Go through the data below and return each line where the string "origin" appears.
··· RECORDS TO PROCESS ···
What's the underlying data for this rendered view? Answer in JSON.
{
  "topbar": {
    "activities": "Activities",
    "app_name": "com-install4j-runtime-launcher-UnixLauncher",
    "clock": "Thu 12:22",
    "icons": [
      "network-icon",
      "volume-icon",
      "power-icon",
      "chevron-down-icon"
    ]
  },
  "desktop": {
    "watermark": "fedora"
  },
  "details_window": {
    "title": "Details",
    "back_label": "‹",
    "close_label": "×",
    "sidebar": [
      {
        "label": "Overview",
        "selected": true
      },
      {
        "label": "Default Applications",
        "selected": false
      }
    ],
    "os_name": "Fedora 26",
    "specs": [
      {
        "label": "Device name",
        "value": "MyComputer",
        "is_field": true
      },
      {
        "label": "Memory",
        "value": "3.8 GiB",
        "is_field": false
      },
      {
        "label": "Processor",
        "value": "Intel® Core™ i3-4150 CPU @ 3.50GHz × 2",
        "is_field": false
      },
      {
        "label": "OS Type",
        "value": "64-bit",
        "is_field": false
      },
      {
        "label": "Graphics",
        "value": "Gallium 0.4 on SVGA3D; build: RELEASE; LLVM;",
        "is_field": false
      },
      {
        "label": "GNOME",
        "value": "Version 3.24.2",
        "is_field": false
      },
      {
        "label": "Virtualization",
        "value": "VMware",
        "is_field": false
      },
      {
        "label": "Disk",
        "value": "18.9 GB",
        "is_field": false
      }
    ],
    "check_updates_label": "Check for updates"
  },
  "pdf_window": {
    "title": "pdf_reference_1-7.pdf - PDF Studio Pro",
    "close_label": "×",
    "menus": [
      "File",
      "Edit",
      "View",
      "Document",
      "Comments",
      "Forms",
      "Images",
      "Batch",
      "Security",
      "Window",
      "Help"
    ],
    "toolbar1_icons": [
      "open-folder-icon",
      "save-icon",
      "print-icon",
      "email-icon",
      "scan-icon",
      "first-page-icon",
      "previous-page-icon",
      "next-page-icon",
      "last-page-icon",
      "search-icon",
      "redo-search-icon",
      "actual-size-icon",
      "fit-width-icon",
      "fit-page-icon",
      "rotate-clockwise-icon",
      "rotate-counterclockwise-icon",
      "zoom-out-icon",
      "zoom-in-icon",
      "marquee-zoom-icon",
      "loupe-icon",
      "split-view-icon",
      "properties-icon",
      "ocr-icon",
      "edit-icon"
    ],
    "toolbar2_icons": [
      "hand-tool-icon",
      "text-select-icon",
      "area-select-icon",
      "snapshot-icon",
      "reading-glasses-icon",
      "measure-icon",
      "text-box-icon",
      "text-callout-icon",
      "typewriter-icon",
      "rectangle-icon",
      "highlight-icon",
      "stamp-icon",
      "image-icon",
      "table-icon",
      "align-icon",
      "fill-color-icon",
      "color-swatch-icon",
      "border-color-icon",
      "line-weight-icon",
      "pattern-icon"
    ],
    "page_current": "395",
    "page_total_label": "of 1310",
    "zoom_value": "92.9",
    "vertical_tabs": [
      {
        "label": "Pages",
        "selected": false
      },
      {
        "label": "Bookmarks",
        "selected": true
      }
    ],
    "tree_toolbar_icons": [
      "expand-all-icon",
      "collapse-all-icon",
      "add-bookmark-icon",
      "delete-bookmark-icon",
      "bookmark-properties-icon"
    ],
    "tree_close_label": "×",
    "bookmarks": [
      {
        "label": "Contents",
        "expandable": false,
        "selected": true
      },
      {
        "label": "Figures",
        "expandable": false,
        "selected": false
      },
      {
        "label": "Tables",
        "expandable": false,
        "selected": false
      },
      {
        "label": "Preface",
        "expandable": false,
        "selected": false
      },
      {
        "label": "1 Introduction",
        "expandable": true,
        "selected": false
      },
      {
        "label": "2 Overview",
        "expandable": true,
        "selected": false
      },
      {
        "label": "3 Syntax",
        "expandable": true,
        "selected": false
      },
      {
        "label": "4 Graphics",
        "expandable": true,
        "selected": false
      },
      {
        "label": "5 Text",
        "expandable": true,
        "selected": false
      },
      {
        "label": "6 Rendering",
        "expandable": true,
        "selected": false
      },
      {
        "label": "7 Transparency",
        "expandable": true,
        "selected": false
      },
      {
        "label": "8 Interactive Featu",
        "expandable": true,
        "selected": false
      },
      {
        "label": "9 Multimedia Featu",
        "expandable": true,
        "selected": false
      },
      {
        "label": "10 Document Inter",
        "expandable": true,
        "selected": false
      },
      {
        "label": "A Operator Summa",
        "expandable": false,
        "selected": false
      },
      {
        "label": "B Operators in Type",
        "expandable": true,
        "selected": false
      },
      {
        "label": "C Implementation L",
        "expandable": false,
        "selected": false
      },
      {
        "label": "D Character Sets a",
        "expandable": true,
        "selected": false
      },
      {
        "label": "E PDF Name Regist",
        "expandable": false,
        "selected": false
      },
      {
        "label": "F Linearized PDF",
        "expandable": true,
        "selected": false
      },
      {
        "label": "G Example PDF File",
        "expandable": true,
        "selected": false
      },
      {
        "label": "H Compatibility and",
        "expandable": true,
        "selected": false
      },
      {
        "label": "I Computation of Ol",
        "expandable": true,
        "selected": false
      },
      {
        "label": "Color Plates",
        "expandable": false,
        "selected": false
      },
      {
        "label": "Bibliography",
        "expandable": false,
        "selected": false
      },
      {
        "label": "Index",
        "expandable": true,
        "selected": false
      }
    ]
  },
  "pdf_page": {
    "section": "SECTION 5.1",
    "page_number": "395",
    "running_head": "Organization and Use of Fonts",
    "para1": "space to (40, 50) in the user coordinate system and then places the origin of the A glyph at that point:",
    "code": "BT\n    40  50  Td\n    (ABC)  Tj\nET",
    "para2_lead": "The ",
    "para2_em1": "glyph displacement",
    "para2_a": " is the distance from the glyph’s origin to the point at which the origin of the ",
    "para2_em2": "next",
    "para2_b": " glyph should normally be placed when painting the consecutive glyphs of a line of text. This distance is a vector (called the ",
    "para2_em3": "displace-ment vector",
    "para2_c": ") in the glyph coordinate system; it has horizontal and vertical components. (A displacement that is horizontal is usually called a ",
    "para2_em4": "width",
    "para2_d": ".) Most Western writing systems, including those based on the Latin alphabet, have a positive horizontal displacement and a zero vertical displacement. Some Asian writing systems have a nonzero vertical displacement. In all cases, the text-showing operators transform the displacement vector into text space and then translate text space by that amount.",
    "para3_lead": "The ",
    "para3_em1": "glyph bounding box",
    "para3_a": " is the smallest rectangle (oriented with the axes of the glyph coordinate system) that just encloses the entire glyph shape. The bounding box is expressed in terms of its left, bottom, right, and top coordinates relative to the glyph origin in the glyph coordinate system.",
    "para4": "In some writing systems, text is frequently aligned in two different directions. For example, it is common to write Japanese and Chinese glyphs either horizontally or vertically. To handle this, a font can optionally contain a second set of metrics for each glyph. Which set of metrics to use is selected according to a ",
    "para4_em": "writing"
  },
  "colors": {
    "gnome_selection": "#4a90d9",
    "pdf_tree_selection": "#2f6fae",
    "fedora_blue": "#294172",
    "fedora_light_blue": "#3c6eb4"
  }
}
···
**RESPONSE:**
    "para1": "space to (40, 50) in the user coordinate system and then places the origin of the A glyph at that point:",
    "para2_a": " is the distance from the glyph’s origin to the point at which the origin of the ",
    "para3_a": " is the smallest rectangle (oriented with the axes of the glyph coordinate system) that just encloses the entire glyph shape. The bounding box is expressed in terms of its left, bottom, right, and top coordinates relative to the glyph origin in the glyph coordinate system.",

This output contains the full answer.